----- DATA FOR REVIEW

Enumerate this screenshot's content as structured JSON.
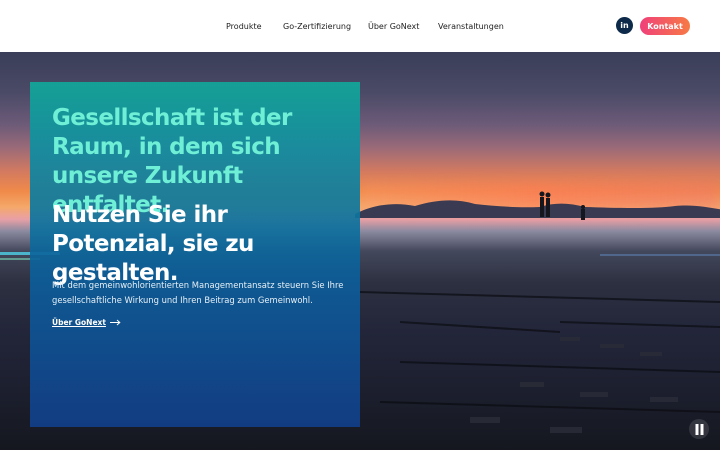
{
  "nav": {
    "items": [
      {
        "label": "Produkte"
      },
      {
        "label": "Go-Zertifizierung"
      },
      {
        "label": "Über GoNext"
      },
      {
        "label": "Veranstaltungen"
      }
    ]
  },
  "header": {
    "linkedin_icon": "linkedin-icon",
    "linkedin_glyph": "in",
    "contact_label": "Kontakt"
  },
  "hero": {
    "headline_1": "Gesellschaft ist der Raum, in dem sich unsere Zukunft entfaltet.",
    "headline_2": "Nutzen Sie ihr Potenzial, sie zu gestalten.",
    "body": "Mit dem gemeinwohlorientierten Managementansatz steuern Sie Ihre gesellschaftliche Wirkung und Ihren Beitrag zum Gemeinwohl.",
    "cta_label": "Über GoNext",
    "cta_icon": "arrow-right-icon",
    "pause_icon": "pause-icon"
  },
  "colors": {
    "accent_teal": "#6ff0d6",
    "contact_gradient_start": "#f0407a",
    "contact_gradient_end": "#f77a45",
    "linkedin_bg": "#0d2a4a"
  }
}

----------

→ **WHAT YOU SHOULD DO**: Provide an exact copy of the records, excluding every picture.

→ **SOLUTION TO THIS PROBLEM**:
Enumerate this screenshot's content as structured JSON.
{
  "nav": {
    "items": [
      {
        "label": "Produkte"
      },
      {
        "label": "Go-Zertifizierung"
      },
      {
        "label": "Über GoNext"
      },
      {
        "label": "Veranstaltungen"
      }
    ]
  },
  "header": {
    "linkedin_icon": "linkedin-icon",
    "linkedin_glyph": "in",
    "contact_label": "Kontakt"
  },
  "hero": {
    "headline_1": "Gesellschaft ist der Raum, in dem sich unsere Zukunft entfaltet.",
    "headline_2": "Nutzen Sie ihr Potenzial, sie zu gestalten.",
    "body": "Mit dem gemeinwohlorientierten Managementansatz steuern Sie Ihre gesellschaftliche Wirkung und Ihren Beitrag zum Gemeinwohl.",
    "cta_label": "Über GoNext",
    "cta_icon": "arrow-right-icon",
    "pause_icon": "pause-icon"
  },
  "colors": {
    "accent_teal": "#6ff0d6",
    "contact_gradient_start": "#f0407a",
    "contact_gradient_end": "#f77a45",
    "linkedin_bg": "#0d2a4a"
  }
}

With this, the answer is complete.